* **Material provided**:
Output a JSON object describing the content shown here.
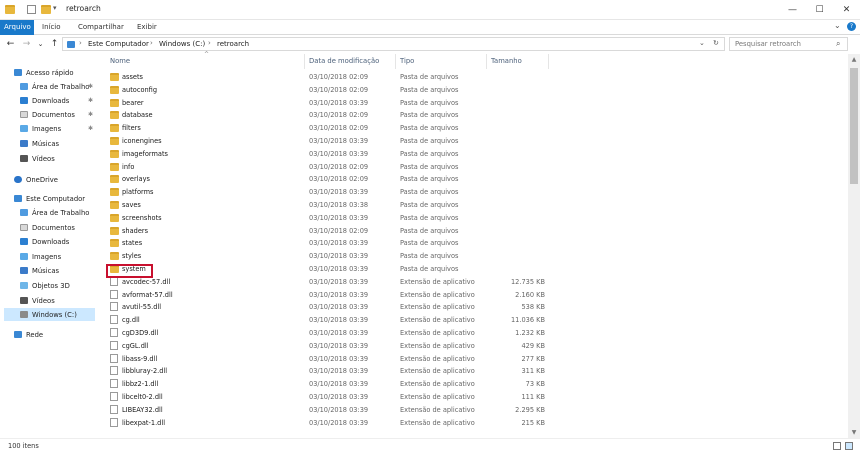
{
  "window": {
    "title": "retroarch",
    "minimize": "—",
    "maximize": "☐",
    "close": "✕",
    "qa_dropdown": "▾"
  },
  "ribbon": {
    "tabs": [
      "Arquivo",
      "Início",
      "Compartilhar",
      "Exibir"
    ],
    "expand": "⌄",
    "help": "?"
  },
  "address": {
    "back": "←",
    "forward": "→",
    "recent": "⌄",
    "up": "↑",
    "crumbs": [
      "Este Computador",
      "Windows (C:)",
      "retroarch"
    ],
    "separator": "›",
    "dropdown": "⌄",
    "refresh": "↻",
    "search_placeholder": "Pesquisar retroarch",
    "search_icon": "⌕"
  },
  "nav": {
    "quick_access": "Acesso rápido",
    "quick_items": [
      "Área de Trabalho",
      "Downloads",
      "Documentos",
      "Imagens",
      "Músicas",
      "Vídeos"
    ],
    "pin_icon": "✱",
    "onedrive": "OneDrive",
    "this_pc": "Este Computador",
    "pc_items": [
      "Área de Trabalho",
      "Documentos",
      "Downloads",
      "Imagens",
      "Músicas",
      "Objetos 3D",
      "Vídeos",
      "Windows (C:)"
    ],
    "network": "Rede",
    "expander": "›"
  },
  "list": {
    "sort_caret": "^",
    "headers": {
      "name": "Nome",
      "date": "Data de modificação",
      "type": "Tipo",
      "size": "Tamanho"
    },
    "rows": [
      {
        "name": "assets",
        "date": "03/10/2018 02:09",
        "type": "Pasta de arquivos",
        "size": "",
        "kind": "folder"
      },
      {
        "name": "autoconfig",
        "date": "03/10/2018 02:09",
        "type": "Pasta de arquivos",
        "size": "",
        "kind": "folder"
      },
      {
        "name": "bearer",
        "date": "03/10/2018 03:39",
        "type": "Pasta de arquivos",
        "size": "",
        "kind": "folder"
      },
      {
        "name": "database",
        "date": "03/10/2018 02:09",
        "type": "Pasta de arquivos",
        "size": "",
        "kind": "folder"
      },
      {
        "name": "filters",
        "date": "03/10/2018 02:09",
        "type": "Pasta de arquivos",
        "size": "",
        "kind": "folder"
      },
      {
        "name": "iconengines",
        "date": "03/10/2018 03:39",
        "type": "Pasta de arquivos",
        "size": "",
        "kind": "folder"
      },
      {
        "name": "imageformats",
        "date": "03/10/2018 03:39",
        "type": "Pasta de arquivos",
        "size": "",
        "kind": "folder"
      },
      {
        "name": "info",
        "date": "03/10/2018 02:09",
        "type": "Pasta de arquivos",
        "size": "",
        "kind": "folder"
      },
      {
        "name": "overlays",
        "date": "03/10/2018 02:09",
        "type": "Pasta de arquivos",
        "size": "",
        "kind": "folder"
      },
      {
        "name": "platforms",
        "date": "03/10/2018 03:39",
        "type": "Pasta de arquivos",
        "size": "",
        "kind": "folder"
      },
      {
        "name": "saves",
        "date": "03/10/2018 03:38",
        "type": "Pasta de arquivos",
        "size": "",
        "kind": "folder"
      },
      {
        "name": "screenshots",
        "date": "03/10/2018 03:39",
        "type": "Pasta de arquivos",
        "size": "",
        "kind": "folder"
      },
      {
        "name": "shaders",
        "date": "03/10/2018 02:09",
        "type": "Pasta de arquivos",
        "size": "",
        "kind": "folder"
      },
      {
        "name": "states",
        "date": "03/10/2018 03:39",
        "type": "Pasta de arquivos",
        "size": "",
        "kind": "folder"
      },
      {
        "name": "styles",
        "date": "03/10/2018 03:39",
        "type": "Pasta de arquivos",
        "size": "",
        "kind": "folder"
      },
      {
        "name": "system",
        "date": "03/10/2018 03:39",
        "type": "Pasta de arquivos",
        "size": "",
        "kind": "folder"
      },
      {
        "name": "avcodec-57.dll",
        "date": "03/10/2018 03:39",
        "type": "Extensão de aplicativo",
        "size": "12.735 KB",
        "kind": "dll"
      },
      {
        "name": "avformat-57.dll",
        "date": "03/10/2018 03:39",
        "type": "Extensão de aplicativo",
        "size": "2.160 KB",
        "kind": "dll"
      },
      {
        "name": "avutil-55.dll",
        "date": "03/10/2018 03:39",
        "type": "Extensão de aplicativo",
        "size": "538 KB",
        "kind": "dll"
      },
      {
        "name": "cg.dll",
        "date": "03/10/2018 03:39",
        "type": "Extensão de aplicativo",
        "size": "11.036 KB",
        "kind": "dll"
      },
      {
        "name": "cgD3D9.dll",
        "date": "03/10/2018 03:39",
        "type": "Extensão de aplicativo",
        "size": "1.232 KB",
        "kind": "dll"
      },
      {
        "name": "cgGL.dll",
        "date": "03/10/2018 03:39",
        "type": "Extensão de aplicativo",
        "size": "429 KB",
        "kind": "dll"
      },
      {
        "name": "libass-9.dll",
        "date": "03/10/2018 03:39",
        "type": "Extensão de aplicativo",
        "size": "277 KB",
        "kind": "dll"
      },
      {
        "name": "libbluray-2.dll",
        "date": "03/10/2018 03:39",
        "type": "Extensão de aplicativo",
        "size": "311 KB",
        "kind": "dll"
      },
      {
        "name": "libbz2-1.dll",
        "date": "03/10/2018 03:39",
        "type": "Extensão de aplicativo",
        "size": "73 KB",
        "kind": "dll"
      },
      {
        "name": "libcelt0-2.dll",
        "date": "03/10/2018 03:39",
        "type": "Extensão de aplicativo",
        "size": "111 KB",
        "kind": "dll"
      },
      {
        "name": "LIBEAY32.dll",
        "date": "03/10/2018 03:39",
        "type": "Extensão de aplicativo",
        "size": "2.295 KB",
        "kind": "dll"
      },
      {
        "name": "libexpat-1.dll",
        "date": "03/10/2018 03:39",
        "type": "Extensão de aplicativo",
        "size": "215 KB",
        "kind": "dll"
      }
    ]
  },
  "scroll": {
    "up": "▲",
    "down": "▼"
  },
  "status": {
    "items": "100 itens"
  },
  "colors": {
    "accent": "#1979ca",
    "highlight": "#c8102e",
    "folder": "#e8b83d",
    "selection": "#cce8ff"
  }
}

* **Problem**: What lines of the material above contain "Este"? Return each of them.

* **Answer to the problem**:
      "Este Computador",
    "this_pc": "Este Computador",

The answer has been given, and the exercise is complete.